## [Prompt]
Your task is to write out the entire listing exactly, omitting its pictures.

## [The data]
<<<<

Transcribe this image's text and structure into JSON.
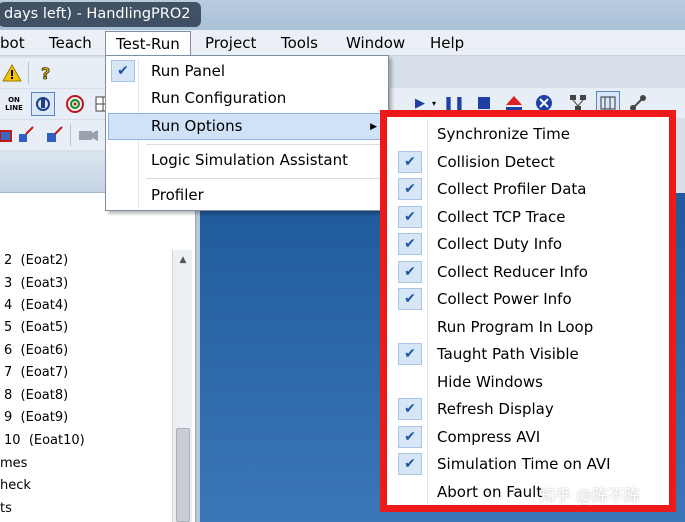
{
  "window": {
    "title": "days left) - HandlingPRO2"
  },
  "menubar": {
    "items": [
      {
        "label": "bot"
      },
      {
        "label": "Teach"
      },
      {
        "label": "Test-Run"
      },
      {
        "label": "Project"
      },
      {
        "label": "Tools"
      },
      {
        "label": "Window"
      },
      {
        "label": "Help"
      }
    ]
  },
  "toolbar": {
    "online_line1": "ON",
    "online_line2": "LINE"
  },
  "testrun_menu": {
    "items": [
      {
        "label": "Run Panel",
        "checked": true
      },
      {
        "label": "Run Configuration",
        "checked": false
      },
      {
        "label": "Run Options",
        "checked": false,
        "submenu": true,
        "highlighted": true
      },
      {
        "label": "Logic Simulation Assistant",
        "checked": false
      },
      {
        "label": "Profiler",
        "checked": false
      }
    ],
    "submenu_arrow": "▶"
  },
  "run_options": {
    "items": [
      {
        "label": "Synchronize Time",
        "checked": false
      },
      {
        "label": "Collision Detect",
        "checked": true
      },
      {
        "label": "Collect Profiler Data",
        "checked": true
      },
      {
        "label": "Collect TCP Trace",
        "checked": true
      },
      {
        "label": "Collect Duty Info",
        "checked": true
      },
      {
        "label": "Collect Reducer Info",
        "checked": true
      },
      {
        "label": "Collect Power Info",
        "checked": true
      },
      {
        "label": "Run Program In Loop",
        "checked": false
      },
      {
        "label": "Taught Path Visible",
        "checked": true
      },
      {
        "label": "Hide Windows",
        "checked": false
      },
      {
        "label": "Refresh Display",
        "checked": true
      },
      {
        "label": "Compress AVI",
        "checked": true
      },
      {
        "label": "Simulation Time on AVI",
        "checked": true
      },
      {
        "label": "Abort on Fault",
        "checked": false
      }
    ],
    "check_glyph": "✔"
  },
  "left_list": {
    "items": [
      {
        "num": "2",
        "name": "(Eoat2)"
      },
      {
        "num": "3",
        "name": "(Eoat3)"
      },
      {
        "num": "4",
        "name": "(Eoat4)"
      },
      {
        "num": "5",
        "name": "(Eoat5)"
      },
      {
        "num": "6",
        "name": "(Eoat6)"
      },
      {
        "num": "7",
        "name": "(Eoat7)"
      },
      {
        "num": "8",
        "name": "(Eoat8)"
      },
      {
        "num": "9",
        "name": "(Eoat9)"
      },
      {
        "num": "10",
        "name": "(Eoat10)"
      }
    ],
    "tail_items": [
      "mes",
      "heck",
      "ts"
    ]
  },
  "watermark": "知乎 @陈不陈",
  "colors": {
    "highlight_border": "#ee1a1a",
    "workspace": "#2a65a8",
    "check": "#1d57a5"
  }
}
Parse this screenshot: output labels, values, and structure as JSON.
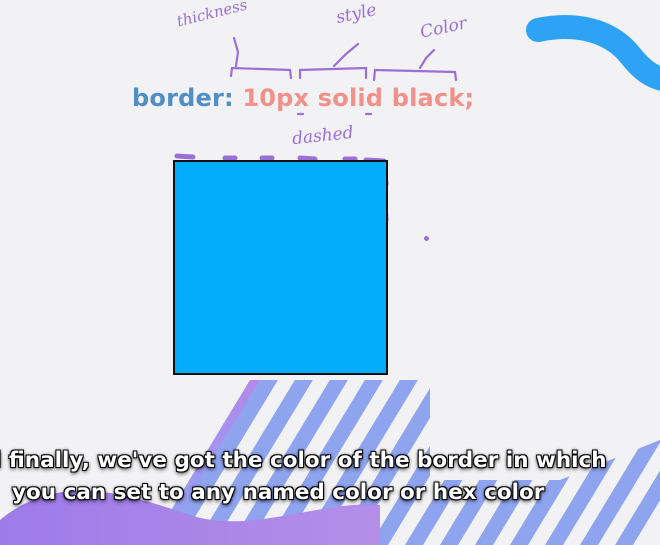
{
  "annotations": {
    "thickness": "thickness",
    "style": "style",
    "color": "Color",
    "dashed": "dashed"
  },
  "code": {
    "property": "border:",
    "value_thickness": "10px",
    "value_style": "solid",
    "value_color": "black;"
  },
  "subtitles": {
    "line1": "l finally, we've got the color of the border in which",
    "line2": "you can set to any named color or hex color"
  },
  "colors": {
    "box_fill": "#03adfb",
    "code_property": "#4f8fc6",
    "code_value": "#f0918a",
    "ink": "#9b6fd8"
  }
}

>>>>

## [Solution to the exercise]
Transcribe this image's text and structure into JSON.
{
  "window": {
    "title": "days left) - HandlingPRO2"
  },
  "menubar": {
    "items": [
      {
        "label": "bot"
      },
      {
        "label": "Teach"
      },
      {
        "label": "Test-Run"
      },
      {
        "label": "Project"
      },
      {
        "label": "Tools"
      },
      {
        "label": "Window"
      },
      {
        "label": "Help"
      }
    ]
  },
  "toolbar": {
    "online_line1": "ON",
    "online_line2": "LINE"
  },
  "testrun_menu": {
    "items": [
      {
        "label": "Run Panel",
        "checked": true
      },
      {
        "label": "Run Configuration",
        "checked": false
      },
      {
        "label": "Run Options",
        "checked": false,
        "submenu": true,
        "highlighted": true
      },
      {
        "label": "Logic Simulation Assistant",
        "checked": false
      },
      {
        "label": "Profiler",
        "checked": false
      }
    ],
    "submenu_arrow": "▶"
  },
  "run_options": {
    "items": [
      {
        "label": "Synchronize Time",
        "checked": false
      },
      {
        "label": "Collision Detect",
        "checked": true
      },
      {
        "label": "Collect Profiler Data",
        "checked": true
      },
      {
        "label": "Collect TCP Trace",
        "checked": true
      },
      {
        "label": "Collect Duty Info",
        "checked": true
      },
      {
        "label": "Collect Reducer Info",
        "checked": true
      },
      {
        "label": "Collect Power Info",
        "checked": true
      },
      {
        "label": "Run Program In Loop",
        "checked": false
      },
      {
        "label": "Taught Path Visible",
        "checked": true
      },
      {
        "label": "Hide Windows",
        "checked": false
      },
      {
        "label": "Refresh Display",
        "checked": true
      },
      {
        "label": "Compress AVI",
        "checked": true
      },
      {
        "label": "Simulation Time on AVI",
        "checked": true
      },
      {
        "label": "Abort on Fault",
        "checked": false
      }
    ],
    "check_glyph": "✔"
  },
  "left_list": {
    "items": [
      {
        "num": "2",
        "name": "(Eoat2)"
      },
      {
        "num": "3",
        "name": "(Eoat3)"
      },
      {
        "num": "4",
        "name": "(Eoat4)"
      },
      {
        "num": "5",
        "name": "(Eoat5)"
      },
      {
        "num": "6",
        "name": "(Eoat6)"
      },
      {
        "num": "7",
        "name": "(Eoat7)"
      },
      {
        "num": "8",
        "name": "(Eoat8)"
      },
      {
        "num": "9",
        "name": "(Eoat9)"
      },
      {
        "num": "10",
        "name": "(Eoat10)"
      }
    ],
    "tail_items": [
      "mes",
      "heck",
      "ts"
    ]
  },
  "watermark": "知乎 @陈不陈",
  "colors": {
    "highlight_border": "#ee1a1a",
    "workspace": "#2a65a8",
    "check": "#1d57a5"
  }
}
Parse this screenshot: output labels, values, and structure as JSON.
{
  "annotations": {
    "thickness": "thickness",
    "style": "style",
    "color": "Color",
    "dashed": "dashed"
  },
  "code": {
    "property": "border:",
    "value_thickness": "10px",
    "value_style": "solid",
    "value_color": "black;"
  },
  "subtitles": {
    "line1": "l finally, we've got the color of the border in which",
    "line2": "you can set to any named color or hex color"
  },
  "colors": {
    "box_fill": "#03adfb",
    "code_property": "#4f8fc6",
    "code_value": "#f0918a",
    "ink": "#9b6fd8"
  }
}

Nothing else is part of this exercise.